Fossil record of Sudan is focus of March 28 lecture
The natural history of Sudan is the focus of a 5 p.m. March 28 lecture at the University of Nebraska State Museum.
The free, open to the public talk, "Saharan Sands: Late Cretaceous Vertebrate Faunas of Sudan," will be led by Johannes Müller of the Museum für Naturkunde, Leibniz Institute for Evolution and Biodiversity Science in Berlin, Germany.
Sudan is one of the most poorly known countries of Africa, especially with regard to its natural history. This lack of knowledge is largely due to the political issues over the past decades, which hampered careful research and exploration. However, a few reports in the 1990's indicated that the country is rich in fossil-bearing localities, particularly from the Late Cretaceous.
Since 2011, Müller has performed several expeditions into the northern part of Sudan in order to find out more about Cretaceous deposits and fossil fauna. His work led to the discovery of many different types of vertebrates, from a variety of locations both deep within the Sahara and along the Sahelian margin. The spectrum ranges from crocodiles, which were extremely diverse, to dinosaurs and turtles, but there is also a highly interesting microfauna, including such important groups as snakes and salamanders.
Müller’s presentation will provide an overview of his activities and includes a report on the latest discoveries from his most recent trip in January.

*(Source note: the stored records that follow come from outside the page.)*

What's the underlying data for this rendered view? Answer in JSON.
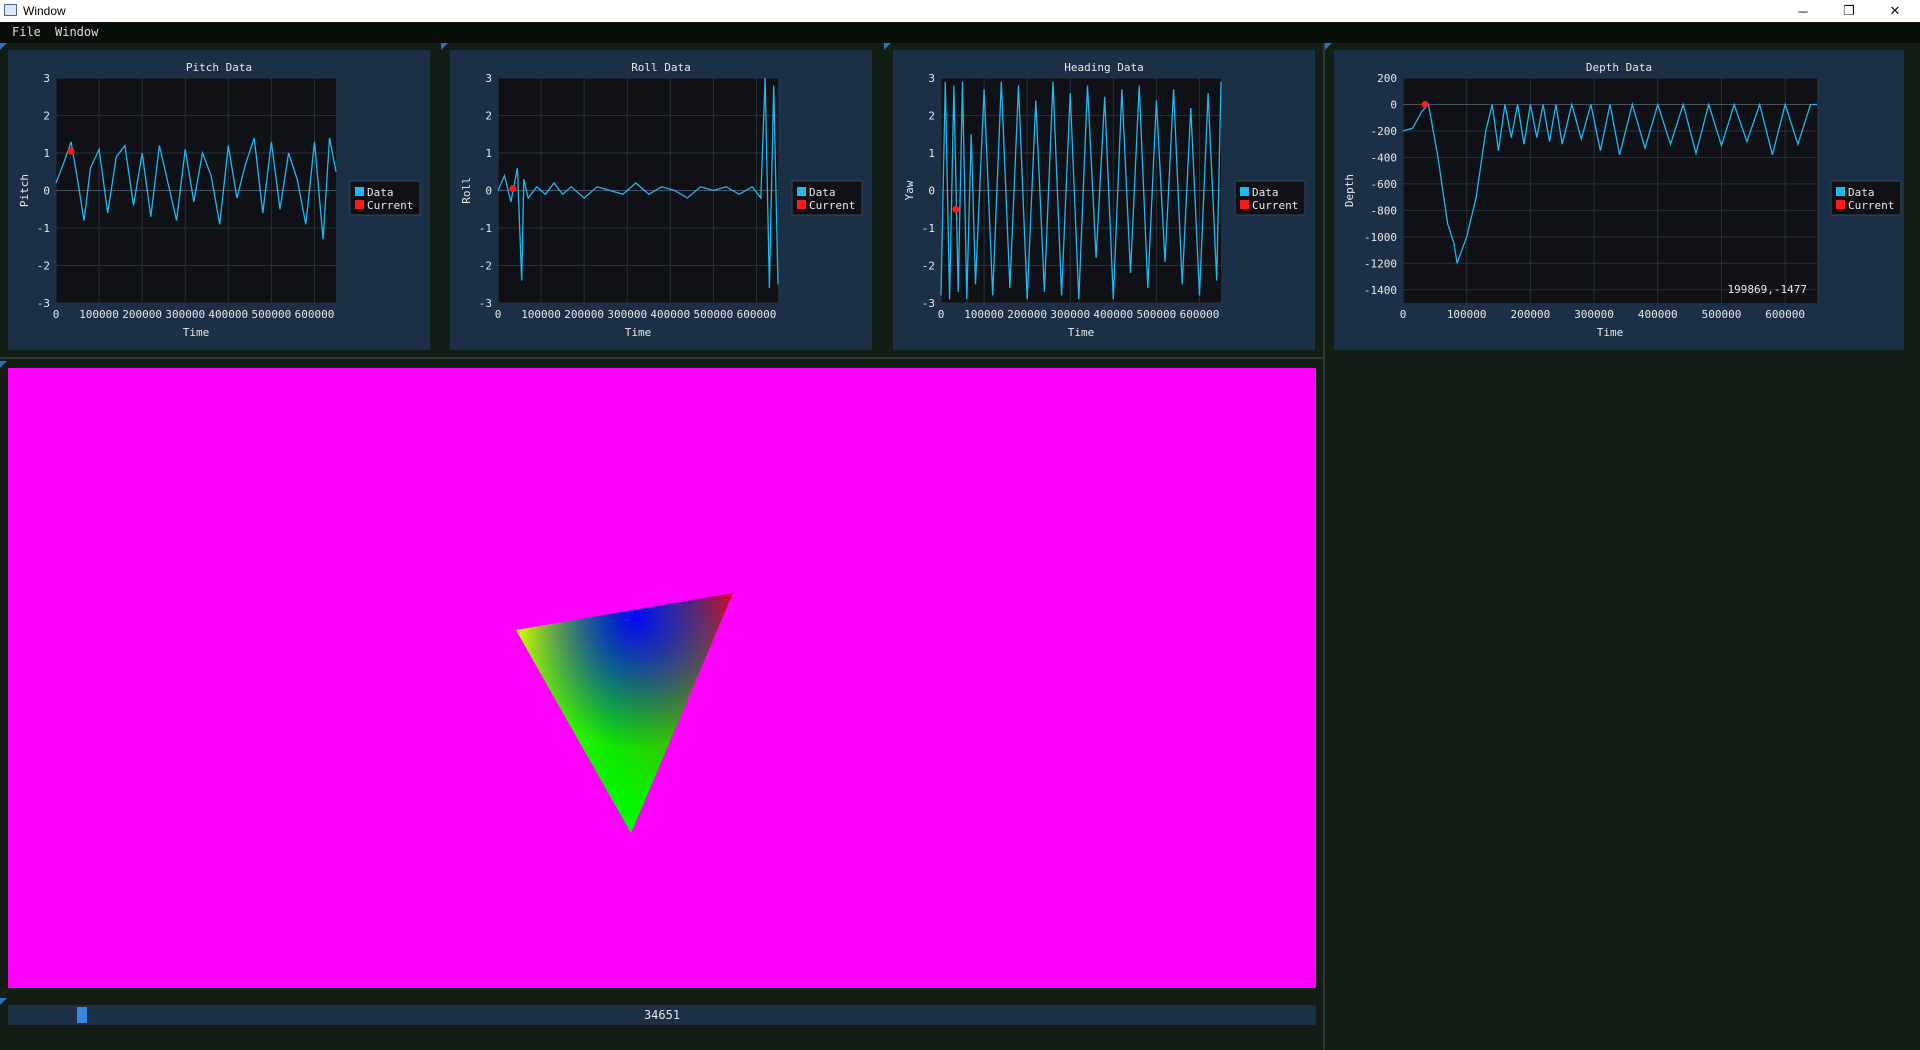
{
  "window": {
    "title": "Window",
    "minimize_glyph": "─",
    "maximize_glyph": "❐",
    "close_glyph": "✕"
  },
  "menu": [
    "File",
    "Window"
  ],
  "legend_labels": [
    "Data",
    "Current"
  ],
  "colors": {
    "data_line": "#1fb8f0",
    "current_marker": "#ff1a1a",
    "panel_bg": "#1b2f47",
    "plot_bg": "#0f1117",
    "viewport_bg": "#ff00ff"
  },
  "charts": [
    {
      "title": "Pitch Data",
      "xlabel": "Time",
      "ylabel": "Pitch",
      "ylim": [
        -3,
        3
      ],
      "yticks": [
        "3",
        "2",
        "1",
        "0",
        "-1",
        "-2",
        "-3"
      ],
      "xlim": [
        0,
        650000
      ],
      "xticks": [
        "0",
        "100000",
        "200000",
        "300000",
        "400000",
        "500000",
        "600000"
      ],
      "current": [
        34651,
        1.05
      ]
    },
    {
      "title": "Roll Data",
      "xlabel": "Time",
      "ylabel": "Roll",
      "ylim": [
        -3,
        3
      ],
      "yticks": [
        "3",
        "2",
        "1",
        "0",
        "-1",
        "-2",
        "-3"
      ],
      "xlim": [
        0,
        650000
      ],
      "xticks": [
        "0",
        "100000",
        "200000",
        "300000",
        "400000",
        "500000",
        "600000"
      ],
      "current": [
        34651,
        0.05
      ]
    },
    {
      "title": "Heading Data",
      "xlabel": "Time",
      "ylabel": "Yaw",
      "ylim": [
        -3,
        3
      ],
      "yticks": [
        "3",
        "2",
        "1",
        "0",
        "-1",
        "-2",
        "-3"
      ],
      "xlim": [
        0,
        650000
      ],
      "xticks": [
        "0",
        "100000",
        "200000",
        "300000",
        "400000",
        "500000",
        "600000"
      ],
      "current": [
        34651,
        -0.5
      ]
    },
    {
      "title": "Depth Data",
      "xlabel": "Time",
      "ylabel": "Depth",
      "ylim": [
        -1500,
        200
      ],
      "yticks": [
        "200",
        "0",
        "-200",
        "-400",
        "-600",
        "-800",
        "-1000",
        "-1200",
        "-1400"
      ],
      "xlim": [
        0,
        650000
      ],
      "xticks": [
        "0",
        "100000",
        "200000",
        "300000",
        "400000",
        "500000",
        "600000"
      ],
      "current": [
        34651,
        0
      ],
      "hover_readout": "199869,-1477"
    }
  ],
  "chart_data": [
    {
      "type": "line",
      "title": "Pitch Data",
      "xlabel": "Time",
      "ylabel": "Pitch",
      "ylim": [
        -3,
        3
      ],
      "xlim": [
        0,
        650000
      ],
      "legend": "right",
      "series": [
        {
          "name": "Data",
          "x": [
            0,
            20000,
            35000,
            50000,
            65000,
            80000,
            100000,
            120000,
            140000,
            160000,
            180000,
            200000,
            220000,
            240000,
            260000,
            280000,
            300000,
            320000,
            340000,
            360000,
            380000,
            400000,
            420000,
            440000,
            460000,
            480000,
            500000,
            520000,
            540000,
            560000,
            580000,
            600000,
            620000,
            635000,
            650000
          ],
          "values": [
            0.2,
            0.8,
            1.3,
            0.3,
            -0.8,
            0.6,
            1.1,
            -0.6,
            0.9,
            1.2,
            -0.4,
            1.0,
            -0.7,
            1.2,
            0.2,
            -0.8,
            1.1,
            -0.3,
            1.0,
            0.4,
            -0.9,
            1.2,
            -0.2,
            0.7,
            1.4,
            -0.6,
            1.3,
            -0.5,
            1.0,
            0.3,
            -0.9,
            1.3,
            -1.3,
            1.4,
            0.5
          ]
        },
        {
          "name": "Current",
          "x": [
            34651
          ],
          "values": [
            1.05
          ]
        }
      ]
    },
    {
      "type": "line",
      "title": "Roll Data",
      "xlabel": "Time",
      "ylabel": "Roll",
      "ylim": [
        -3,
        3
      ],
      "xlim": [
        0,
        650000
      ],
      "legend": "right",
      "series": [
        {
          "name": "Data",
          "x": [
            0,
            15000,
            30000,
            45000,
            55000,
            60000,
            70000,
            90000,
            110000,
            130000,
            150000,
            170000,
            200000,
            230000,
            260000,
            290000,
            320000,
            350000,
            380000,
            410000,
            440000,
            470000,
            500000,
            530000,
            560000,
            590000,
            610000,
            620000,
            630000,
            640000,
            650000
          ],
          "values": [
            0.0,
            0.4,
            -0.3,
            0.6,
            -2.4,
            0.3,
            -0.2,
            0.1,
            -0.1,
            0.2,
            -0.1,
            0.1,
            -0.2,
            0.1,
            0.0,
            -0.1,
            0.2,
            -0.1,
            0.1,
            0.0,
            -0.2,
            0.1,
            0.0,
            0.1,
            -0.1,
            0.1,
            -0.2,
            3.0,
            -2.6,
            2.8,
            -2.5
          ]
        },
        {
          "name": "Current",
          "x": [
            34651
          ],
          "values": [
            0.05
          ]
        }
      ]
    },
    {
      "type": "line",
      "title": "Heading Data",
      "xlabel": "Time",
      "ylabel": "Yaw",
      "ylim": [
        -3,
        3
      ],
      "xlim": [
        0,
        650000
      ],
      "legend": "right",
      "series": [
        {
          "name": "Data",
          "x": [
            0,
            10000,
            20000,
            30000,
            40000,
            50000,
            60000,
            70000,
            80000,
            100000,
            120000,
            140000,
            160000,
            180000,
            200000,
            220000,
            240000,
            260000,
            280000,
            300000,
            320000,
            340000,
            360000,
            380000,
            400000,
            420000,
            440000,
            460000,
            480000,
            500000,
            520000,
            540000,
            560000,
            580000,
            600000,
            620000,
            640000,
            650000
          ],
          "values": [
            -2.8,
            2.9,
            -2.9,
            2.8,
            -2.7,
            2.9,
            -2.9,
            1.5,
            -2.5,
            2.7,
            -2.8,
            2.9,
            -2.6,
            2.8,
            -2.9,
            2.4,
            -2.7,
            2.9,
            -2.8,
            2.6,
            -2.9,
            2.8,
            -1.8,
            2.5,
            -2.9,
            2.7,
            -2.2,
            2.8,
            -2.6,
            2.4,
            -1.9,
            2.7,
            -2.5,
            2.2,
            -2.8,
            2.6,
            -2.4,
            2.9
          ]
        },
        {
          "name": "Current",
          "x": [
            34651
          ],
          "values": [
            -0.5
          ]
        }
      ]
    },
    {
      "type": "line",
      "title": "Depth Data",
      "xlabel": "Time",
      "ylabel": "Depth",
      "ylim": [
        -1500,
        200
      ],
      "xlim": [
        0,
        650000
      ],
      "legend": "right",
      "series": [
        {
          "name": "Data",
          "x": [
            0,
            15000,
            30000,
            40000,
            55000,
            70000,
            80000,
            85000,
            100000,
            115000,
            130000,
            140000,
            150000,
            160000,
            170000,
            180000,
            190000,
            200000,
            210000,
            220000,
            230000,
            240000,
            250000,
            265000,
            280000,
            295000,
            310000,
            325000,
            340000,
            360000,
            380000,
            400000,
            420000,
            440000,
            460000,
            480000,
            500000,
            520000,
            540000,
            560000,
            580000,
            600000,
            620000,
            640000,
            650000
          ],
          "values": [
            -200,
            -180,
            -50,
            0,
            -400,
            -900,
            -1050,
            -1200,
            -1000,
            -700,
            -200,
            0,
            -350,
            0,
            -250,
            0,
            -300,
            0,
            -250,
            0,
            -280,
            0,
            -300,
            0,
            -260,
            0,
            -350,
            0,
            -380,
            0,
            -330,
            0,
            -300,
            0,
            -370,
            0,
            -310,
            0,
            -280,
            0,
            -380,
            0,
            -300,
            0,
            0
          ]
        },
        {
          "name": "Current",
          "x": [
            34651
          ],
          "values": [
            0
          ]
        }
      ]
    }
  ],
  "slider": {
    "value": "34651",
    "fraction": 0.053
  }
}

The talk will be in room 141 of Morrill Hall, home of the NU State Museum.